Regarding the third one, it’s difficult to determine, from headlines and the like, if Europe is making any real progress on the swine problem it has. More politely, the PIIGs can be referred to as “Peripheral Europe.” Perhaps the best ways to judge what’s really happening is to look at the European equity indexes, above, and at, again, Credit Default Swap pricing. Here’s that score, based on the change from last Friday, in 1-year CDS.
- Portugal -19.1%
- Italy – 18.8%
- Greece -16.59%
- Spain -12.4%
Putting the two (CDSs + equity indexes) together, my simple thinking tells me the Europeans have moved closer to a solution–one that the market likes, at least.

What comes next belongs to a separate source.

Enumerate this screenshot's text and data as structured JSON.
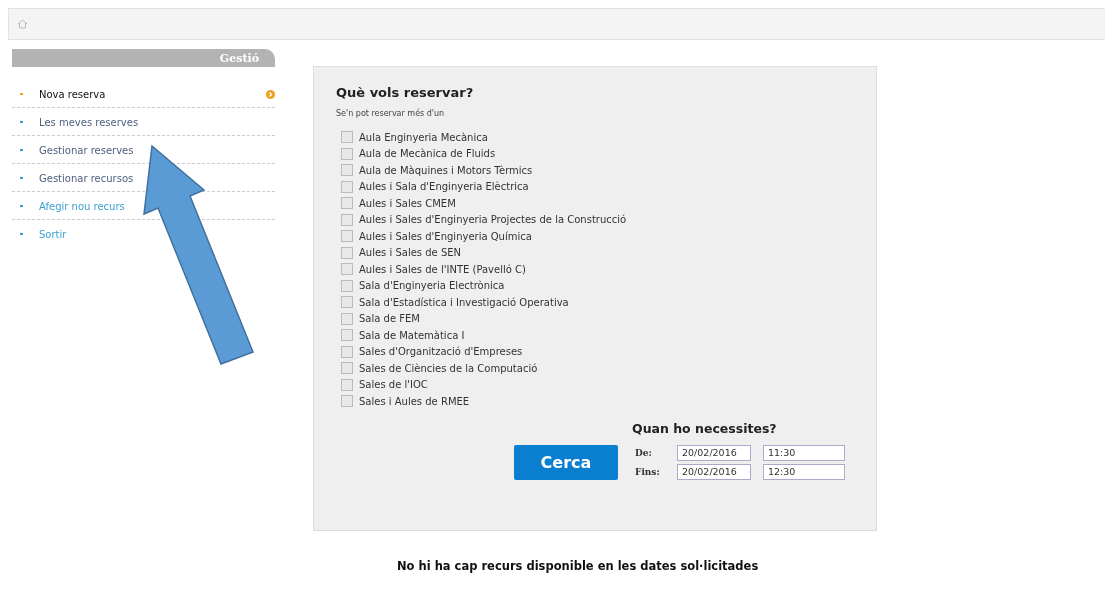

Housing related indicators dominated this week’s economic releasese. Monday’s release of the National Association of Home Builders Housing Market Index, a measure of builder sentiment, rose from 13 to 15, flummoxing the economists who, as a group, had expected a reading of 14. Sure, it was better than expected, but as a rough approximation for the percentage of home builders who are happy, 15% isn’t much different from 13%. Housing Starts and Building Permits–excuse the hyperbole–blasted higher. The former logged in at 629,000, whereas economists had expected 575,000–jussssstttt a bit outside–and the previous reading was 560,000; building permits–the precursor to starts–came in at 595,000, versus expectations of 624,000 and a prior release of 612,000. Despite the gushing of the pretty ladies on financial television, both series resemble a bad EKG reading. I watched enough Emergency! to know that if, Roy, Johnny, and Dr. Kelly don’t get to work quick, the patient’s in trouble. Existing Home Sales, however, fell in June, while economists expected an increase. Finally, the broadest measure of home prices, the Home Price Index, rose by 0.4% (economists had expected 0.1%), which was half the 0.8% gain in May. The Mortgage Bankers Association released its Mortgage Applications index, which rose by 15.5% last week. It should be no surprise, though, to knwo that the increase was all in the Refinance Application portion, rather than in the Purchase Application, which looks moribund.
Inital Jobless Claims bounced back up this week, but they remain in the downtrend that began in 2009. The Leading Economic Indicators were slightly better than expected, but far below May levels. Finally, the Philly Fed index increased, although it’s just barely in expansion territory.
Key indicators to watch
- Durable Goods Orders (Wednesday) – June
- Federal Reserve Beige Book (Wednesday)
- Initial Jobless Claims (Thursday) – weekly
- Gross Domestic Product (Friday) – Q2, first release
- University of Michigan Consumer Confidence (Friday) – final July
- Dallas Fed Manufacturing Activity index (Monday) – July
- Richmond Fed Manufacturing index (Tuesday) – July
- Chicago Purchasing Managers index (Friday) – July
- NAPM – Milwaukee (Friday) – July
- CaseShiller Home Price Index (Tuesday) – May
- New Home Sales (Tuesday) – June
- Pending Home Sales (Thursday) – June
Graig Stettner, CFA, CMT
Vice President & Portfolio Manager
Tower Private Advisors
p.s. I’m also the father of these two innocent-looking fellows, affectionately known as Bob and Al Qaeda, terrorists.